3. The container panel of claim 1 wherein said antifracture score is shallower than said score line by a dimension on the order of 0.003 inch.

4. The container panel of-claim 1 wherein the centerto-center spacing of said score line and said anti-fracture score is on the order of 0.080 inch.

5. The container panel of claim 1 wherein the centerto-center' spacing of said score line and said anti-fracture score ranges from 0.050 inch to 0.125 inch.

6. The container panel of claim 1 wherein said score line and said anti-fracture score are circular in outline and disposed in concentric relation.

'7. The container panel of claim 1 wherein said antifracture score is uniformly spaced from said score line.

8. The container panel of claim 1 wherein said panel is an end panel of a container end.

9. The container panel of claim 1 wherein said antifracture score is shallower than said score line, and the center-to-center spacing of said score line and said antifracture score is on the order of 0.080 inch.

References Cited UNITED STATES PATENTS 3,322,296 5/1967 Khoury 220-S4 3,338,199 8/1967 Taylor 11315 THERON E. CONDON, Primary Examiner.

G. T. HALL, Assistant Examiner.

Disclaimer and Dedication 3,406,866.Jolm U. Jasper, Hinsdale, Ill. CONTAINER PANEL WITH ANTI-FRACTURE SCORE. Patent dated Oct. 22, 1968. Disclaimer filed May 22, 1969, by the assignee, Uontinental Gan Hereby dlsclaims and dedicates to the Public the entire term of said patent.
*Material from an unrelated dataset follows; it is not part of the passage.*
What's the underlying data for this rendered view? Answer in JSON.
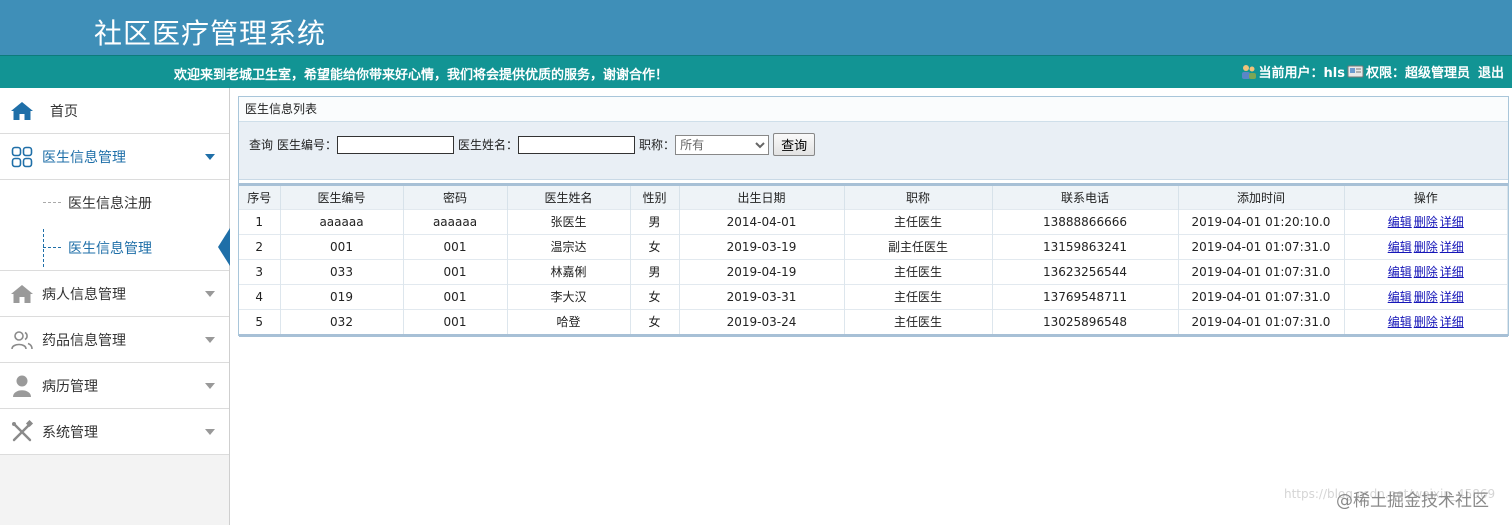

[Oficial Gazette July J5, 1.969.]

Patent Citations
Cited PatentFiling datePublication dateApplicantTitle
US3322296 *Feb 19, 1965May 30, 1967Continental Can CoEasy opening container
US3338199 *Mar 17, 1965Aug 29, 1967American Can CoScoring apparatus and method
Referenced by
Citing PatentFiling datePublication dateApplicantTitle
US3490643 *Jan 22, 1968Jan 20, 1970Dorn Co VFull opening container end
US3601279 *Jun 30, 1969Aug 24, 1971Procter & GambleScore-line structure
US3946683 *May 2, 1974Mar 30, 1976Aluminum Company Of AmericaTabless container opening device and method and tools for forming the same
US3954075 *Mar 14, 1974May 4, 1976Aluminum Company Of AmericaEasy-open container wall and apparatus and method for producing improved container wall
US4216736 *Feb 2, 1979Aug 12, 1980Boise Cascade CorporationMethod and apparatus for forming no-fin scored metal ends
US4504181 *Sep 14, 1982Mar 12, 1985Continental Can Company, Inc.Method of forming scored metal sheet
US4577774 *Mar 12, 1985Mar 25, 1986Ball CorporationBuckle resistance for metal container closures
US4832223 *Dec 8, 1987May 23, 1989Ball CorporationContainer closure with increased strength
US5816429 *May 22, 1997Oct 6, 1998Kobayashi; TadaoContainer opening device
US5938390 *Dec 15, 1997Aug 17, 1999Aluminum Company Of AmericaAntifracture scores for easy open container walls
US6908005Oct 8, 1999Jun 21, 2005Schmalbach-Lubeca AgTemporary burst stoppage in a sheet metal top
US20110056945 *Jun 9, 2010Mar 10, 2011Christopher Paul RamseyFull aperture beverage end
USRE33217 *Aug 19, 1988May 15, 1990Ball CorporationBuckle resistance for metal container closures
EP0040277A1 *Oct 3, 1980Nov 25, 1981Toyo Seikan Kaisha LimitedEasy-open can cap with a ring pull tab
WO2000021846A1 *Oct 8, 1999Apr 20, 2000Schmalbach LubecaTemporary burst stoppage in a sheet metal top
Classifications
U.S. Classification220/270, 413/12, 220/623
International ClassificationB21D51/38
Cooperative ClassificationB65D17/163, B65D17/16, B21D51/383
European ClassificationB65D17/16B1, B65D17/16, B21D51/38B